The Olympic champion’s ability to throw the javelin has propelled him to superstardom in his home country and helped a generation of Indian athletes to believe
The doors of the arrivals hall opened and life changed forever for Neeraj Chopra. When he walked out into New Delhi airport, Olympic gold medal in hand, he could see the thousands of well-wishers waiting outside the terminal to acclaim their new national hero. It didn’t take long for him to be engulfed.
“The point when I started doing the javelin was a life-changing moment in itself,” he tells AW through an interpreter. “But when I saw the crowds at the airport that day, I thought: ‘I’ve done something’. People started recognising me, wanted to be with me, wanted autographs with me. It has given me the motivation to keep trying to get better and to achieve more.”
He has set himself a high bar.

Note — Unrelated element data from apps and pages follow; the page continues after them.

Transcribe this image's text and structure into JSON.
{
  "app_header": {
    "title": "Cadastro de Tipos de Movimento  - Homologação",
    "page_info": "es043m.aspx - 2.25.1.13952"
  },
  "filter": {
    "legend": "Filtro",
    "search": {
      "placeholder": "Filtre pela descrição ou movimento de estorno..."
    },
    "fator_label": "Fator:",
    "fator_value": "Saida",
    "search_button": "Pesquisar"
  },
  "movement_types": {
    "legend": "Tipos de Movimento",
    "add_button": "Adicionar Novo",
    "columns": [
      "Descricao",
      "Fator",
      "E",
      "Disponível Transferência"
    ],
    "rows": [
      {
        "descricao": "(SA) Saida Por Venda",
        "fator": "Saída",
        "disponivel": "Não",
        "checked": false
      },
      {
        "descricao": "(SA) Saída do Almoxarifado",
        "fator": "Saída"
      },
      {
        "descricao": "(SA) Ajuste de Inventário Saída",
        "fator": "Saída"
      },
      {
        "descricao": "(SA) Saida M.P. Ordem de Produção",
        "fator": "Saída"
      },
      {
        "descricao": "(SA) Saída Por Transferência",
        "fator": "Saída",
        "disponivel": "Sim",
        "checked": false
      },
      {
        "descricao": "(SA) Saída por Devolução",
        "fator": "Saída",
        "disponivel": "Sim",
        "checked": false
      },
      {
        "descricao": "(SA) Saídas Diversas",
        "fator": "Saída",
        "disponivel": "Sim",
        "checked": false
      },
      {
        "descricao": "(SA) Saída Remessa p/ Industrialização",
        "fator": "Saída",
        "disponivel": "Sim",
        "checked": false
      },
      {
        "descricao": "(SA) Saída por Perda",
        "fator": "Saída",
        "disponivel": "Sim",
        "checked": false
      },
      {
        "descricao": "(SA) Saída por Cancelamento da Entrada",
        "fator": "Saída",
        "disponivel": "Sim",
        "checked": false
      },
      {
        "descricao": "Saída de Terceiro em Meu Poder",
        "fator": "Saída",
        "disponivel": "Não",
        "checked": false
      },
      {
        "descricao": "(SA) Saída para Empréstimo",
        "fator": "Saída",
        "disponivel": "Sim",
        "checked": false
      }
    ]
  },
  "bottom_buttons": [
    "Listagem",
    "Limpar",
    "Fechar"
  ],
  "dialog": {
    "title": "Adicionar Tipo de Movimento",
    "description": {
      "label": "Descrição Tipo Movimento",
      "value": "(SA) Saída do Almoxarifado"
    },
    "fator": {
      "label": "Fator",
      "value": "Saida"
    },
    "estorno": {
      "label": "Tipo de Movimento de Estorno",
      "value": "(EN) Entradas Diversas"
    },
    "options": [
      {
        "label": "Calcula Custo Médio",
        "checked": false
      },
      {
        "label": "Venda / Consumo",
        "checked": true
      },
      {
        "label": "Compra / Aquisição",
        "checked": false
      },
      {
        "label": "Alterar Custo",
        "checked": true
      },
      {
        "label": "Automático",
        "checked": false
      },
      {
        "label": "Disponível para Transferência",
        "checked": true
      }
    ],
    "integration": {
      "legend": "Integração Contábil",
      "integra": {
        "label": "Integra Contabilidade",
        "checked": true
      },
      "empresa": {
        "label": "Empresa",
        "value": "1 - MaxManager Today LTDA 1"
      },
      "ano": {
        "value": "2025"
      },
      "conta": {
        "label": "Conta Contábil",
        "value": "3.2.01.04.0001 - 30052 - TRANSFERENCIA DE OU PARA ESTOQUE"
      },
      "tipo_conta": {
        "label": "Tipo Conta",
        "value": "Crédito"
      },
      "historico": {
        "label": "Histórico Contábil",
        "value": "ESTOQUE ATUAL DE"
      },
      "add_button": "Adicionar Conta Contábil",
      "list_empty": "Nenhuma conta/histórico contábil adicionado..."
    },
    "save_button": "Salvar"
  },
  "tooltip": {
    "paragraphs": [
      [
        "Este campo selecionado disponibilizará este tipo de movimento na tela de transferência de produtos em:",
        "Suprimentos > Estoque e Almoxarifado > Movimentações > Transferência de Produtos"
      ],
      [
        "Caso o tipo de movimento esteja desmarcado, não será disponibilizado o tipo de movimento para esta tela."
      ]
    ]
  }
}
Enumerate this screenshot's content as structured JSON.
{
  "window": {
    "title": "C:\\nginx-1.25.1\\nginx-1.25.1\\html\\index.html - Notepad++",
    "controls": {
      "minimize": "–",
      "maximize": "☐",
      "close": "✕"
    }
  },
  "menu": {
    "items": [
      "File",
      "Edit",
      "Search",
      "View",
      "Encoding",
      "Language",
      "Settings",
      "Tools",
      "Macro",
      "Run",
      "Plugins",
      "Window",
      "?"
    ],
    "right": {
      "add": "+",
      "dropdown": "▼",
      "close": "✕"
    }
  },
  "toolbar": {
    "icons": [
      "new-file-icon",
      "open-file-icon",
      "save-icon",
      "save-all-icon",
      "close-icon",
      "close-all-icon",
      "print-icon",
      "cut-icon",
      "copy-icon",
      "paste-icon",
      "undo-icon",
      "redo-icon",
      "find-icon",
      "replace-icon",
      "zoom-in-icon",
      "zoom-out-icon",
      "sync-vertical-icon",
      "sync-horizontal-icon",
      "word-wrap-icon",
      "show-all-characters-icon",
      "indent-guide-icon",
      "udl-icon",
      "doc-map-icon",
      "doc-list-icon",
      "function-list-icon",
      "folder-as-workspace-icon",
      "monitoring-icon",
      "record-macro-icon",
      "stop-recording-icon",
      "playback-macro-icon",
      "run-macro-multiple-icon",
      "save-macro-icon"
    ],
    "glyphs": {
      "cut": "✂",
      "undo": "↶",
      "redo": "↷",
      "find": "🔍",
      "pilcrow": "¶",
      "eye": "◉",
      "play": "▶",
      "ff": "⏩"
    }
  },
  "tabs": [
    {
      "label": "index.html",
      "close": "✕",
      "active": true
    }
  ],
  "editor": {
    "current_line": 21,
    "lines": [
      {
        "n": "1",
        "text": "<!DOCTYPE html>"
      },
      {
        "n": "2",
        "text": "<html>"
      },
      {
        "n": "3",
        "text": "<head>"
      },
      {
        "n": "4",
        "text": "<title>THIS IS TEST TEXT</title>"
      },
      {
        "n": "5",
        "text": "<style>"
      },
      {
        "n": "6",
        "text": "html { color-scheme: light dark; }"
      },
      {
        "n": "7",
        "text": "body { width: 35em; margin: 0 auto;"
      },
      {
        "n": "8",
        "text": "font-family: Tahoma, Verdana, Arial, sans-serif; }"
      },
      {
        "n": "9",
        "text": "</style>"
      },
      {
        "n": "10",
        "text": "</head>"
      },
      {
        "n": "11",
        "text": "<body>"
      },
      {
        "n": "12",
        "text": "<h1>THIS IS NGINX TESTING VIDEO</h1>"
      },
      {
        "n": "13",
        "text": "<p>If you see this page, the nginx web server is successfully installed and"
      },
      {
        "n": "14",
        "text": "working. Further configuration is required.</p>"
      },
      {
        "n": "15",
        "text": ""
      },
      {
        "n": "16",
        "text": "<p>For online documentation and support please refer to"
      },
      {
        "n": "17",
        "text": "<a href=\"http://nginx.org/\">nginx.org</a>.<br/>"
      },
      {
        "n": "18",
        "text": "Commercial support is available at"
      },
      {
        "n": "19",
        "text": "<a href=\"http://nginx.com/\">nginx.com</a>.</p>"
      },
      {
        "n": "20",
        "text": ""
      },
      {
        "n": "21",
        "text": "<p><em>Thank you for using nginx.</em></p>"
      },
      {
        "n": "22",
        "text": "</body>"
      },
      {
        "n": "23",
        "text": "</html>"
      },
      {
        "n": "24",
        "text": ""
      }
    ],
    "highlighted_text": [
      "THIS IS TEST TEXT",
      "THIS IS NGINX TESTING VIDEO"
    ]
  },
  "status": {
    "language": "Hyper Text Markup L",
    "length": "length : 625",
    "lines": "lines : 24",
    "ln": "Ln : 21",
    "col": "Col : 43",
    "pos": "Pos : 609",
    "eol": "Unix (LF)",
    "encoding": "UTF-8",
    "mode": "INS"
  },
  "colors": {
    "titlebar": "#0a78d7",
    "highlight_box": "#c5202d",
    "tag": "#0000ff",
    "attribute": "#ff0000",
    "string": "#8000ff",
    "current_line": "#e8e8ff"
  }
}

That landmark Tokyo victory in 2021 made Chopra India’s first ever Olympic track and field medallist of any sort, let alone champion. August 7, the date when his throw of 87.58m wrote his name into the annals of history, is now celebrated as National Javelin Day in his home country. Few sportspeople have managed to make such an impression on the consciousness of a nation where cricketers tend to dominate the agenda.
Chopra’s Instagram following of 6.2 million people might still pale in comparison to the numbers commanded by great batsmen such as Sachin Tendulkar and Virat Kohli, but it’s still the kind of attention which the majority of track and field athletes could only dream of – and that the sport needs.
There is a sense of momentum building in India. The country won eight athletics medals at last summer’s Commonwealth Games, adding to Chopra’s world silver from Oregon. Each one of those medallists cited his breakthrough achievements in helping them to believe.
“There has been a lot of change and growth in the sphere of athletics in the country, especially in javelin as a lot of youngsters have taken up the sport, plus a lot of young javelin throwers [including world finalist Rohit Yadav] did very well in the past season,” he says.
“World Athletics also announced recently that India were ranked ninth in the world overall when it comes to men’s field events last year. There is a lot of potential.”
Coming from a country with a population of 1.4 billion people helps, of course, but it’s also important to note that World Athletics’ media monitoring showed the 25-year-old to have been the most written about athlete of 2022, the first time in recent history that Usain Bolt has been overtaken in that particular race.
The endorsements have been plentiful, while the recognition is positive and significant, but it can also be a distraction. That’s why Chopra was to be found spending a substantial chunk of his winter not at his usual training base in Patiala, but at the High Performance Centre in Loughborough.
Thanks to the Indian government funded Target Olympics Podium Scheme (TOPS), he was able to spend two months operating in relative anonymity (there certainly weren’t crowds awaiting his arrival to the UK) and with the space to start laying foundations for another important year ahead.
“I had been to this facility once, last year, and quite liked it,” says the athlete who has also enjoyed long-term support from JSW Sports, a company which helps a number of India’s aspirational sportspeople. “I had a word with my team, and we were all of the opinion that I should train at Loughborough as it offers great facilities. All an athlete needs to focus on is training, which makes it a good option.”
» This is an excerpt from an interview that appeared in the February issue of AW, which you can read here